Will the climate change in Warsaw?
Will we leave our children a less stormy world?
JOHANNESBURG, 7 October 2013 (IRIN) - The latest assessment of climate change by the world's leading authority is out, and the news is not good. But will it change anything at the annual UN talks
to negotiate a deal to slow down global warming, to be held in Poland in a few weeks' time?
IRIN spoke to some concerned people about the talks, and about the possible impact of the Fifth Assessment by Working Group I of the Intergovernmental Panel on Climate Change
(IPCC) on the negotiations in Warsaw
from 11 to 22 November.
Thomas Stocker, co-chair of the working group, pointed out at the release of the report
that by 2011 people had already used up more than half of the budget of carbon they could emit to keep global temperatures from rising by two degrees Celsius - a level long described by scientists as catastrophic for mankind.

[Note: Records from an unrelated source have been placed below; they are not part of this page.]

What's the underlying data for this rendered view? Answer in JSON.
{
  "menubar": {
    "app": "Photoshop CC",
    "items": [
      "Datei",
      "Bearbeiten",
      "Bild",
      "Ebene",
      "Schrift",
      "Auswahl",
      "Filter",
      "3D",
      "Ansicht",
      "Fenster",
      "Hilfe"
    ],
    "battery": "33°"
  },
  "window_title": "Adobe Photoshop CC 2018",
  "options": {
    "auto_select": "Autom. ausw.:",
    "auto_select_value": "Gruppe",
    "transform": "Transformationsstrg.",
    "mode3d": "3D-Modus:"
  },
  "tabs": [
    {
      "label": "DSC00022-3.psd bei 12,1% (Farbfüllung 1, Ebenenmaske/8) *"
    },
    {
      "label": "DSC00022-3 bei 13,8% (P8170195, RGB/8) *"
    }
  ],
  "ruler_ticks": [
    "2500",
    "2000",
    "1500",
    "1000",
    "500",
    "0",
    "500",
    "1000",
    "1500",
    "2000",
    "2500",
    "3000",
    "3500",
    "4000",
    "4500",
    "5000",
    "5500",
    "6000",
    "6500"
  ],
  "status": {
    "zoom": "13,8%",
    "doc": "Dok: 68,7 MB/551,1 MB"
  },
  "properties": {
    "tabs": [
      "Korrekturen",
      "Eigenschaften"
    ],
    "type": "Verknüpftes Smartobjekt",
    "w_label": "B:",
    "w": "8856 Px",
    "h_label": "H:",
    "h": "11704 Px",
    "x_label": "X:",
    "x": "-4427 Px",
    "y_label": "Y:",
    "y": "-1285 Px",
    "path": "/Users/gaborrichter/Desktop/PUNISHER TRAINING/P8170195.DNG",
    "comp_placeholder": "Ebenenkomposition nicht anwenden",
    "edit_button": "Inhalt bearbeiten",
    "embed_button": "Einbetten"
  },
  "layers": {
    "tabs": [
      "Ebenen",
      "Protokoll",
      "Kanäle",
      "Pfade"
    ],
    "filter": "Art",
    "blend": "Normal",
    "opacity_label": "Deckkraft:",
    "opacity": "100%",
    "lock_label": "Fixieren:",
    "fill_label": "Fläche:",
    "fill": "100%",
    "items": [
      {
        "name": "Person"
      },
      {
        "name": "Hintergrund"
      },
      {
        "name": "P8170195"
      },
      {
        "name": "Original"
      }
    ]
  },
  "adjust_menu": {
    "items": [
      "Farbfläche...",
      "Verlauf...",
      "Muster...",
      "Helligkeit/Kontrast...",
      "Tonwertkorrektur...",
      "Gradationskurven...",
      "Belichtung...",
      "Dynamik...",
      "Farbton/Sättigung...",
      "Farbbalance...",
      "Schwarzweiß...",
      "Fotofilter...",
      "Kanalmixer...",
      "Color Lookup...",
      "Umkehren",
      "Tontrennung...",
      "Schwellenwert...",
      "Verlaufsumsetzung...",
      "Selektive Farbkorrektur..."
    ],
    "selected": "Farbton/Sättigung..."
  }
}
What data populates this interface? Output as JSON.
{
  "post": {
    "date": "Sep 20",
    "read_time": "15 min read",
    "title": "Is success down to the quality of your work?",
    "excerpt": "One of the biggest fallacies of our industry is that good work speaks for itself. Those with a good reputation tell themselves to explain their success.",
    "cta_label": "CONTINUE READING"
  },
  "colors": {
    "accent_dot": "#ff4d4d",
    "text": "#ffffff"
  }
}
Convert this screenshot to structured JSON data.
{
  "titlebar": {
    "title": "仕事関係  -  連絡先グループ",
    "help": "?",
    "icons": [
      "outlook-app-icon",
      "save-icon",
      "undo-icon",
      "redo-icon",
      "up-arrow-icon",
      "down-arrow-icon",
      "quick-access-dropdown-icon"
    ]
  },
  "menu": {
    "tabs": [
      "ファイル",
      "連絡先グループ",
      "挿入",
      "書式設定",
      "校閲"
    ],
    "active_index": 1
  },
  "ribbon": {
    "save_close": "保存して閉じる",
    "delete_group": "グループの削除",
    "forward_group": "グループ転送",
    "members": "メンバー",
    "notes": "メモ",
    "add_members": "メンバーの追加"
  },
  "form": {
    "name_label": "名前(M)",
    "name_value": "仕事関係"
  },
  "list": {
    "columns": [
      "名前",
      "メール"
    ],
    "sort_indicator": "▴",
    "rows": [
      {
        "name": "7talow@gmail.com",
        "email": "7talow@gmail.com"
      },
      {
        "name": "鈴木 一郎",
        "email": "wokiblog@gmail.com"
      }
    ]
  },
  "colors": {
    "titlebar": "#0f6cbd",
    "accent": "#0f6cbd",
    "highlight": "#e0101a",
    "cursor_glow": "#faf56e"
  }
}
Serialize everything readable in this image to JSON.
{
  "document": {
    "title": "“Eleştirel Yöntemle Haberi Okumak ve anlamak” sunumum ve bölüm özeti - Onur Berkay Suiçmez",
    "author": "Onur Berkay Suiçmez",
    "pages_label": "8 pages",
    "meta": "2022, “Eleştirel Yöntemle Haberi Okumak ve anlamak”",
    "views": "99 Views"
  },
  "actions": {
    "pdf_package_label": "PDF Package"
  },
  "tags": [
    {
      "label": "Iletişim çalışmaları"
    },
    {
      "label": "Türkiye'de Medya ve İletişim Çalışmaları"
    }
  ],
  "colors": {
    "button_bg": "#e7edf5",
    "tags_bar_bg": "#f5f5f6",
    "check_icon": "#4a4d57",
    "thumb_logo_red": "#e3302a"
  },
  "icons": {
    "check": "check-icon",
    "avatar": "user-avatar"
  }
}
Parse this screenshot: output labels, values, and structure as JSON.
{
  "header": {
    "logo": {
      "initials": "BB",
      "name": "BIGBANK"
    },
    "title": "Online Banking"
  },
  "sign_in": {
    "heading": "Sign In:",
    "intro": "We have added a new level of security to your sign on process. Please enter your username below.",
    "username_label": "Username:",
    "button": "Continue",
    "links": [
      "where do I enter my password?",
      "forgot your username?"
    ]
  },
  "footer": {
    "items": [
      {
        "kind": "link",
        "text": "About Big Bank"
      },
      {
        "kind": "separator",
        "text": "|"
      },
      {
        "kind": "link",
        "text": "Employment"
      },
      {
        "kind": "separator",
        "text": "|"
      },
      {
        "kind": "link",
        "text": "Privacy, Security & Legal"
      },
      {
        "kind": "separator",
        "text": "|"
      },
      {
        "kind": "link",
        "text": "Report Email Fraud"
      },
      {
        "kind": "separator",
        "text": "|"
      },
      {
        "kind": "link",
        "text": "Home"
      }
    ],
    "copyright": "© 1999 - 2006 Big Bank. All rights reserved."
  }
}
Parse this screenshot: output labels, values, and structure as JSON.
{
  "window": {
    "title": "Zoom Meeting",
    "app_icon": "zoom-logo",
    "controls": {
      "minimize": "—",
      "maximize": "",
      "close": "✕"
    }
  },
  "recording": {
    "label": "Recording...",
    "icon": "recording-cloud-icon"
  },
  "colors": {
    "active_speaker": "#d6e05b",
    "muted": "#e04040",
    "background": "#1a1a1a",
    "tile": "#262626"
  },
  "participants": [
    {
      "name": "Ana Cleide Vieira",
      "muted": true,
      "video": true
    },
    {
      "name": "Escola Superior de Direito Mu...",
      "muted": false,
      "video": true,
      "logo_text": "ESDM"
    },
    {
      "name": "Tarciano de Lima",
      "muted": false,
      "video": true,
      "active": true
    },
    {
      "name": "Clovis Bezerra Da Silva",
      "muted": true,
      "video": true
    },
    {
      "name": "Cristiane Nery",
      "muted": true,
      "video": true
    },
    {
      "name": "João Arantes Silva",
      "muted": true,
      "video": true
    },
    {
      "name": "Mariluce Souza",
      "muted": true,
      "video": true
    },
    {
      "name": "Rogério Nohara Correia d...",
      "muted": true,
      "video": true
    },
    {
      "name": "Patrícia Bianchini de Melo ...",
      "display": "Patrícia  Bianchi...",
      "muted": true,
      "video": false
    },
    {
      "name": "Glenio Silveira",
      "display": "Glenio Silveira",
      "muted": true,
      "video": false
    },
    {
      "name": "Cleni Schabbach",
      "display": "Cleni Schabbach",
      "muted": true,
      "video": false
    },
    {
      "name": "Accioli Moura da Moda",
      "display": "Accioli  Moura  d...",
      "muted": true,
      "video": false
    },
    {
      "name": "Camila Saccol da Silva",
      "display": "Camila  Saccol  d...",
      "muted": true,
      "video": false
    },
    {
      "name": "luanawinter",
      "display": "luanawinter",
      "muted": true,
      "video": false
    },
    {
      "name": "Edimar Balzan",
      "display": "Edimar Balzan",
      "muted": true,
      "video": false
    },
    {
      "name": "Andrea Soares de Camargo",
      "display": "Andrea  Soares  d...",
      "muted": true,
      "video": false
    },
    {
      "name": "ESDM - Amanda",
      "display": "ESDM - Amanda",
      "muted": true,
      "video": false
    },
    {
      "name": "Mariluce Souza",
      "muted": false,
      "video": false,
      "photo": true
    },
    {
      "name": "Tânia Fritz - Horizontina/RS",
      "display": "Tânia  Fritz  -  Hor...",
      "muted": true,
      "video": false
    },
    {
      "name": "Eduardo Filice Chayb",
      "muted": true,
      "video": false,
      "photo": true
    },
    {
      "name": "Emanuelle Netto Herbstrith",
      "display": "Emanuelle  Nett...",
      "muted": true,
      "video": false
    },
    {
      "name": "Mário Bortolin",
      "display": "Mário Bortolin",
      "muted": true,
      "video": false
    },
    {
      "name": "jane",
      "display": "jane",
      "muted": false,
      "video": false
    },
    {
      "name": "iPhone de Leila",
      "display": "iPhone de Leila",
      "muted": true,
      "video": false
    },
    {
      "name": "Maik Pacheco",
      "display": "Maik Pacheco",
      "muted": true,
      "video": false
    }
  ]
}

If warming continues at this rate, we could be facing the worst consequences of climate change as soon as in the next 20 or 30 years. The concept of a carbon budget was not new, but it was used for the first time by the IPCC to illustrate the seriousness of the situation. The other sobering statement from Stocker was that, in any case, the earth is headed for a global temperature increase of 1.5 degrees Celsius by the end of this century.
The IPCC has considered four scenarios, based on various levels of carbon dioxide emission by people, with projected levels ranging from 15 percent to 40 percent of emissions remaining in the atmosphere longer than 1,000 years, and warming up the atmosphere continuously.
"The potential for increased transparency and accountability that the carbon budget affords may spur some countries to take a second look at their pledges, and encourage others to do the same"
Will these conclusions stir up things among negotiators at the 19th Conference of the Parties (COP19) to the UN Framework Convention on Climate Change (UNFCCC) in Warsaw?
Sven Harmeling, the Climate Change Advocacy Coordinator for the NGO, CARE International, says the concept of a "carbon budget" lays down clearly that one can not only talk about setting targets to reduce emissions for a specific year like 2050, which is often at the centre of the discussion. "If we leave it too late to start cutting emissions, the 'carbon budget' will be all but eaten up - meaning whatever carbon is left will barely last us more than a couple of decades. Those who say we still have time to consider our options are wrong. More than half of the carbon budget has already been used - and this is extremely alarming, because dramatically reducing emissions will not happen overnight."
Harmeling believes this should be "a very serious wake-up call", and "governments must focus on getting to peak emissions as soon as possible, and decline thereafter, no matter what the specifics of the carbon budget are. The sooner the full paradigm shift to low-emission development is triggered, the better."
Not a side issue anymore
Harjeet Singh, ActionAid's international coordinator for disaster risk reduction (DRR) and climate change adaptation, notes that discussions on the "carbon budget" at the UNFCCC negotiations until now have been "largely limited to 'side events’”, but with the IPCC underlining the issue, he believes it will "become a key element of official negotiations at Warsaw”.
“The report has once again underlined the urgency with which emissions reductions are required,” Singh says. “[The] Warsaw conference must result in ambitious targets by the developed world… and providing finance to developing countries to adopt a greener pathway and deal with climate impacts."
Richard Klein, a scientist with the Stockholm Environment Institute, says, "The notion of a 'carbon budget' is a good way of illustrating the challenge ahead." Klein was also a lead author of the IPCC Special Report, Managing the Risks of Extreme Events and Disasters to Advance Climate Change Adaptation (SREX). "Country delegates [in Warsaw], and anybody else interested in the outcome of the climate negotiations, will certainly take notice of this IPCC conclusion, but I doubt that the dynamics of the negotiations will suddenly change as a result of it," he says.
"The potential for increased transparency and accountability that the carbon budget affords may spur some countries to take a second look at their pledges, and encourage others to do the same," Klein added in an email to IRIN. "However, I think the carbon budget is a powerful communication tool to inform the public and other stakeholders of the 'emissions gap' (the difference between the total emission reductions that are needed and the total emission reductions pledged by all countries)."
Saleemul Huq, a scientist with the International Institute for Environment and Development (IIED) and one of the authors of the IPCC's forthcoming Working Group II report, which will deal with the impacts of climate change, says while the "carbon budget" is a "useful concept", it is likely to make a bigger impact at COP21, to be held in 2015.
In 2012 all the parties to the UNFCCC agreed to a three-year review process to see if the targets for reducing emissions to keep a global temperature rise below 1.5 degrees Celsius were adequate, and if the world was on track to reduce emissions enough to stem climate change.
The review process will report at COP21, and will inform the new deal to address climate change.